--- RECORDS SUPPLIED ---

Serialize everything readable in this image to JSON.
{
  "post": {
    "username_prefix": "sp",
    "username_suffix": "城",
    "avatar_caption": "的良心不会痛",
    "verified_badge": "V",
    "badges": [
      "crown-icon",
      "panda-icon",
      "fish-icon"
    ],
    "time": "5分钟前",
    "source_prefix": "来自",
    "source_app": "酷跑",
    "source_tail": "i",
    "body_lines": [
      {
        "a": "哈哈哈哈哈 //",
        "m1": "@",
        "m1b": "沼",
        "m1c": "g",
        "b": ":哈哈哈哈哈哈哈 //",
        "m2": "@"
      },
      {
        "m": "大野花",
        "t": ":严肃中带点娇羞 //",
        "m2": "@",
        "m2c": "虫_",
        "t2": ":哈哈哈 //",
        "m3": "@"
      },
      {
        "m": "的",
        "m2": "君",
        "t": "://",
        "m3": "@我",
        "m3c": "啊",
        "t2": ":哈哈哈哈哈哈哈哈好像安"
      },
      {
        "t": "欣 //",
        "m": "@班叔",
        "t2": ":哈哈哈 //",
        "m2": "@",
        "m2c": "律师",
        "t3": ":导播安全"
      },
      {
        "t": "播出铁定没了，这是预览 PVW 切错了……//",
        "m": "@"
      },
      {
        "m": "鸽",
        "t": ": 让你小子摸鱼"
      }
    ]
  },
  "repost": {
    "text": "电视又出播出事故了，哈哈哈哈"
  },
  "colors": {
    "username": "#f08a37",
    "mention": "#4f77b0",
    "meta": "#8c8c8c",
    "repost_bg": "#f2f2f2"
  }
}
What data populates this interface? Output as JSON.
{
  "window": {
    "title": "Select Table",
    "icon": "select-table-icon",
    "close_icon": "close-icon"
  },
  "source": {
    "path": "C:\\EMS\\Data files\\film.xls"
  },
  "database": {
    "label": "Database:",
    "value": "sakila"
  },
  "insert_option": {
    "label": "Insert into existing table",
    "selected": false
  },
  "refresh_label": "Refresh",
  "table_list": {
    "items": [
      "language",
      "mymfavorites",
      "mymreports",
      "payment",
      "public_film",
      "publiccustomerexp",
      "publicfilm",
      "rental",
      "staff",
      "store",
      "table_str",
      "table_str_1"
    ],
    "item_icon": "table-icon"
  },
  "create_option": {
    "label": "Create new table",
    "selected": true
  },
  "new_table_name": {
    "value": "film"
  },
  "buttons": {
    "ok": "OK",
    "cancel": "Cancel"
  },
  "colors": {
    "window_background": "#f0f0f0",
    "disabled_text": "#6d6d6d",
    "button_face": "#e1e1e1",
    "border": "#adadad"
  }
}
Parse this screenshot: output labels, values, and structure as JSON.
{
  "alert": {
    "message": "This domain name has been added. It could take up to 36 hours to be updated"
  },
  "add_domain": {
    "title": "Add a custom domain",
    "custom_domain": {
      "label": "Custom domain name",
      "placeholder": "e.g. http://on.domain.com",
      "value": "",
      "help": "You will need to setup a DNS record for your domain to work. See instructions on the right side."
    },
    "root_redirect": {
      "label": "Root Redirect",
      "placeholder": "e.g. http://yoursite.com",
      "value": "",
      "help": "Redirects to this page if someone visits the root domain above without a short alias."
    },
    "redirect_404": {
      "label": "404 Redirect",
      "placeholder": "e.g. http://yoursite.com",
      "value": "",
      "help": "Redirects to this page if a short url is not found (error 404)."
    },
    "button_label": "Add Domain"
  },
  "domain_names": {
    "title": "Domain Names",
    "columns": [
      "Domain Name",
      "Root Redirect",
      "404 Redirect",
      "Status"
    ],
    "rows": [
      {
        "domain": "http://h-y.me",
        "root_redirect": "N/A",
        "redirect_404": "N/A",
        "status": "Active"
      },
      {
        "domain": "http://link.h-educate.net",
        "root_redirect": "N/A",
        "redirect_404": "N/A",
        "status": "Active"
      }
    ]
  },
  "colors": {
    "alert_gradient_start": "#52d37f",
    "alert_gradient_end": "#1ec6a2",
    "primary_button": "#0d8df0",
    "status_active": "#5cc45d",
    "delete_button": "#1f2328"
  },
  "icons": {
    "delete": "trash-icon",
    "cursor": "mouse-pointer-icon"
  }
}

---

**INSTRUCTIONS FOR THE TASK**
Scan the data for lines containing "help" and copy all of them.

**SOLUTION TO THE EXERCISE**
      "help": "You will need to setup a DNS record for your domain to work. See instructions on the right side."
      "help": "Redirects to this page if someone visits the root domain above without a short alias."
      "help": "Redirects to this page if a short url is not found (error 404)."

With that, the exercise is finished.